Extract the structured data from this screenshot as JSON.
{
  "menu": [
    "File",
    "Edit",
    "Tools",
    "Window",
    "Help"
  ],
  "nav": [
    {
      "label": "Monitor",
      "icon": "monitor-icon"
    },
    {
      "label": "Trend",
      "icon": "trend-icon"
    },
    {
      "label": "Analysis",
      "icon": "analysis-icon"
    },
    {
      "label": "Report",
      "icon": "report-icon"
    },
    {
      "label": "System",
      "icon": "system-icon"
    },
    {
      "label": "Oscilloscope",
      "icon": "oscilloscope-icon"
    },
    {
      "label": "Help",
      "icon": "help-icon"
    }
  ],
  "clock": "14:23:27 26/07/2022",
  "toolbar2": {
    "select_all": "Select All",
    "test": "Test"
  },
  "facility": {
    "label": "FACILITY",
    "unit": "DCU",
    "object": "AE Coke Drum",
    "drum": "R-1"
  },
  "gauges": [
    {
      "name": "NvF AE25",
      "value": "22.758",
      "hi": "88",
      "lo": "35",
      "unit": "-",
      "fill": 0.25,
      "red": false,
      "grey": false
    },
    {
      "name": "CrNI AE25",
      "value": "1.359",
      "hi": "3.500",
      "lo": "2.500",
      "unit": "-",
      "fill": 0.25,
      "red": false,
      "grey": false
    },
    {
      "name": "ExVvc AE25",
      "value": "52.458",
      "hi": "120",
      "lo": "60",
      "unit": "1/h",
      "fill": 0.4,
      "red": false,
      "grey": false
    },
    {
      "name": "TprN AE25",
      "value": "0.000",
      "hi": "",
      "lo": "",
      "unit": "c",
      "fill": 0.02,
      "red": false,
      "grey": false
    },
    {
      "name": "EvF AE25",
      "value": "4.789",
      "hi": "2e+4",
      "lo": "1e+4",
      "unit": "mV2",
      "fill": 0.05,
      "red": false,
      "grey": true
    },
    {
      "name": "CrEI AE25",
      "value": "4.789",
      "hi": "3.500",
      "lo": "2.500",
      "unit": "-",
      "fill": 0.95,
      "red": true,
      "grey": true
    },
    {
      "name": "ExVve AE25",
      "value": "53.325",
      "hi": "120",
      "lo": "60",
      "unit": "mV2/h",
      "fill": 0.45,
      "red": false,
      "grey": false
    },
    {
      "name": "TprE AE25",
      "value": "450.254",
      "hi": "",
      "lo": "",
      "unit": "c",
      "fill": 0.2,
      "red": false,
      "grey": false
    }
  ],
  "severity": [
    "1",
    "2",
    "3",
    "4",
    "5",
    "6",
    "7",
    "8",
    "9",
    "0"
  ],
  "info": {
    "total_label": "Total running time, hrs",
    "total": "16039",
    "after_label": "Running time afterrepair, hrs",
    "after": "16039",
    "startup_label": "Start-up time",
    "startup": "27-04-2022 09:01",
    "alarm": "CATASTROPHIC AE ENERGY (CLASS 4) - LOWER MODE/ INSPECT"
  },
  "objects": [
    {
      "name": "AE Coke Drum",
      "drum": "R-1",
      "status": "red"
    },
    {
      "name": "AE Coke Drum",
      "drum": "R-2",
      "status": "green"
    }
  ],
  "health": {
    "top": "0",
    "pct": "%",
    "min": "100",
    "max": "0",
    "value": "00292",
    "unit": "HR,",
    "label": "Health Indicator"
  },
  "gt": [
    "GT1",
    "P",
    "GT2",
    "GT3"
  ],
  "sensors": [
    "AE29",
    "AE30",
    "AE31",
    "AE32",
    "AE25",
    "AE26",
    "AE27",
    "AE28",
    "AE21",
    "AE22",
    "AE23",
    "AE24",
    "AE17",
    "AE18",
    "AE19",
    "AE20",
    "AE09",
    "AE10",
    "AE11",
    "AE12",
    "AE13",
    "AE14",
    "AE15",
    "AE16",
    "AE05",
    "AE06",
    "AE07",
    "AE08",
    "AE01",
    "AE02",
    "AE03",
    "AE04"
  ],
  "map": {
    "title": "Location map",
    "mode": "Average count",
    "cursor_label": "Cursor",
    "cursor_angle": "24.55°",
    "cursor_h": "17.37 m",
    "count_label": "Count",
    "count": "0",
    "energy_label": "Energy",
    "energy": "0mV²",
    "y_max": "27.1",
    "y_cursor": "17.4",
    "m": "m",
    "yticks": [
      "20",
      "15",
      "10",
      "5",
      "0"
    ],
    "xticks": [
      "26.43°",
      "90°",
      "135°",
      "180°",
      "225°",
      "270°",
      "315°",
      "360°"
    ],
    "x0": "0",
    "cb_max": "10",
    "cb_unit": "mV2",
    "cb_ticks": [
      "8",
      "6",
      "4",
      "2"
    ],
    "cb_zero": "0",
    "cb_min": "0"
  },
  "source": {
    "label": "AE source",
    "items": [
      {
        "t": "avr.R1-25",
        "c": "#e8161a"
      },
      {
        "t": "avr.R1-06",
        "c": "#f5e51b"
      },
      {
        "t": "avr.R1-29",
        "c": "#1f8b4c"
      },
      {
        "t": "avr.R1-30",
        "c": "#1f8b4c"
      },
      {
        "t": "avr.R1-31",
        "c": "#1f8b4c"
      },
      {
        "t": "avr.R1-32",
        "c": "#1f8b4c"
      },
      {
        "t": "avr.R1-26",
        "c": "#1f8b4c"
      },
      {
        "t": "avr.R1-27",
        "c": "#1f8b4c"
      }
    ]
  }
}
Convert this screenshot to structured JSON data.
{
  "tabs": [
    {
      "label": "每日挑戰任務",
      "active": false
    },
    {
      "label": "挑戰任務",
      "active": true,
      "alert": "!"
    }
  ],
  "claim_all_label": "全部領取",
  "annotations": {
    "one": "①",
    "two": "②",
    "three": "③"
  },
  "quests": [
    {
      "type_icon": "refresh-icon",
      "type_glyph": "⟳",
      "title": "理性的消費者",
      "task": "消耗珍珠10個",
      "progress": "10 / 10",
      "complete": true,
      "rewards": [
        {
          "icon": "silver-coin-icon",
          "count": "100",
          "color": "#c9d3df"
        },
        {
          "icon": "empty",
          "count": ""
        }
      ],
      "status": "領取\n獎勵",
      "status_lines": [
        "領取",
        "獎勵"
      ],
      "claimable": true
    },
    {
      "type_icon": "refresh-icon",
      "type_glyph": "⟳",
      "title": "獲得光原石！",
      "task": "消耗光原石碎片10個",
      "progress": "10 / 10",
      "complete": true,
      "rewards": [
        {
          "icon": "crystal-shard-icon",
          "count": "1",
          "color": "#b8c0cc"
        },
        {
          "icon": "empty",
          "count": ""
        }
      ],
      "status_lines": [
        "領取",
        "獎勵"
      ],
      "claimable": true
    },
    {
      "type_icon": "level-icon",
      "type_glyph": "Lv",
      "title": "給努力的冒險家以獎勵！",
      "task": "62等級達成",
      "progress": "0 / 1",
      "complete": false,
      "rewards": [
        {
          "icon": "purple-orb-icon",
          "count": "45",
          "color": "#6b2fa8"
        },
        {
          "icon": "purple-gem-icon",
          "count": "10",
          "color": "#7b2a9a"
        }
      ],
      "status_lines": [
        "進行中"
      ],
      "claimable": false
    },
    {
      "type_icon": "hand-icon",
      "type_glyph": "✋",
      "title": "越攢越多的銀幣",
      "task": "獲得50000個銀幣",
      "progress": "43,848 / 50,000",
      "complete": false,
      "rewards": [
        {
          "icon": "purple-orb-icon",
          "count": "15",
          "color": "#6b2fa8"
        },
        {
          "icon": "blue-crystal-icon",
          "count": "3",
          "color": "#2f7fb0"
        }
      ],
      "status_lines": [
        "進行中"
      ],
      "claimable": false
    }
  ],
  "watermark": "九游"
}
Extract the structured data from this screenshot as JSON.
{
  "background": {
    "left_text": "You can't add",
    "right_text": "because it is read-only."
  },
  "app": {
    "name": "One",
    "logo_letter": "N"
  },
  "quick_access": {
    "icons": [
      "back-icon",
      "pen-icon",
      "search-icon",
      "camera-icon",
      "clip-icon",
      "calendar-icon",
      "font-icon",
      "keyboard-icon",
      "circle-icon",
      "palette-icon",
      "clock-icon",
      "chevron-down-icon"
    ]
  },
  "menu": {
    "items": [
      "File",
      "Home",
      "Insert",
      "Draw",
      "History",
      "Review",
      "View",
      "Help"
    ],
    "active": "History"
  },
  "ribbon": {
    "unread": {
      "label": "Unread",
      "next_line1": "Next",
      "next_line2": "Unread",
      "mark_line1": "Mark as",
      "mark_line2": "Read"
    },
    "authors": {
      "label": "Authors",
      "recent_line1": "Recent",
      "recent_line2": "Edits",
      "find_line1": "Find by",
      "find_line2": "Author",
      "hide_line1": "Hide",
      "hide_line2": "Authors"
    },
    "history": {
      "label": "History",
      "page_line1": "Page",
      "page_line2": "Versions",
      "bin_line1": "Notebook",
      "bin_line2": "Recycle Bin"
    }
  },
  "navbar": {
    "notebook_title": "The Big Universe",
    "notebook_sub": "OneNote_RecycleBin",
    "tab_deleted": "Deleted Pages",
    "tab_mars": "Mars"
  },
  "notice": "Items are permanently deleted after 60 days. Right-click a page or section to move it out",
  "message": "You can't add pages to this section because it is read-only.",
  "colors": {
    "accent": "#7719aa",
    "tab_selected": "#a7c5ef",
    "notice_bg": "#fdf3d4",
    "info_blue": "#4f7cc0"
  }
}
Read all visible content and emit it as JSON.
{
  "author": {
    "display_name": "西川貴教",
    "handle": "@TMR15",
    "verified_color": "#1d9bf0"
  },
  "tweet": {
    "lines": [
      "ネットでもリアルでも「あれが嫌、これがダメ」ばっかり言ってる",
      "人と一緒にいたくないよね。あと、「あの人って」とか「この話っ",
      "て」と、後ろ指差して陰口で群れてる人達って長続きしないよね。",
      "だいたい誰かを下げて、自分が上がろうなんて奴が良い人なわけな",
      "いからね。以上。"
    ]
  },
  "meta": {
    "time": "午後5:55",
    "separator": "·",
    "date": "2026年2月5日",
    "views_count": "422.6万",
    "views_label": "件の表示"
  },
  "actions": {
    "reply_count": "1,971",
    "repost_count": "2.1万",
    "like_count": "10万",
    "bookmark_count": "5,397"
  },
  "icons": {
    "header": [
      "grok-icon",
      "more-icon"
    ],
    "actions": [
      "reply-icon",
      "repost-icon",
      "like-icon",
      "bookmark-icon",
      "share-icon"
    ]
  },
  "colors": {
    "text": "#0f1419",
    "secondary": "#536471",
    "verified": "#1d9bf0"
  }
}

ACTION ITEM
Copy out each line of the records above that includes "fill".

TASK RESULT
      "fill": 0.25,
      "fill": 0.25,
      "fill": 0.4,
      "fill": 0.02,
      "fill": 0.05,
      "fill": 0.95,
      "fill": 0.45,
      "fill": 0.2,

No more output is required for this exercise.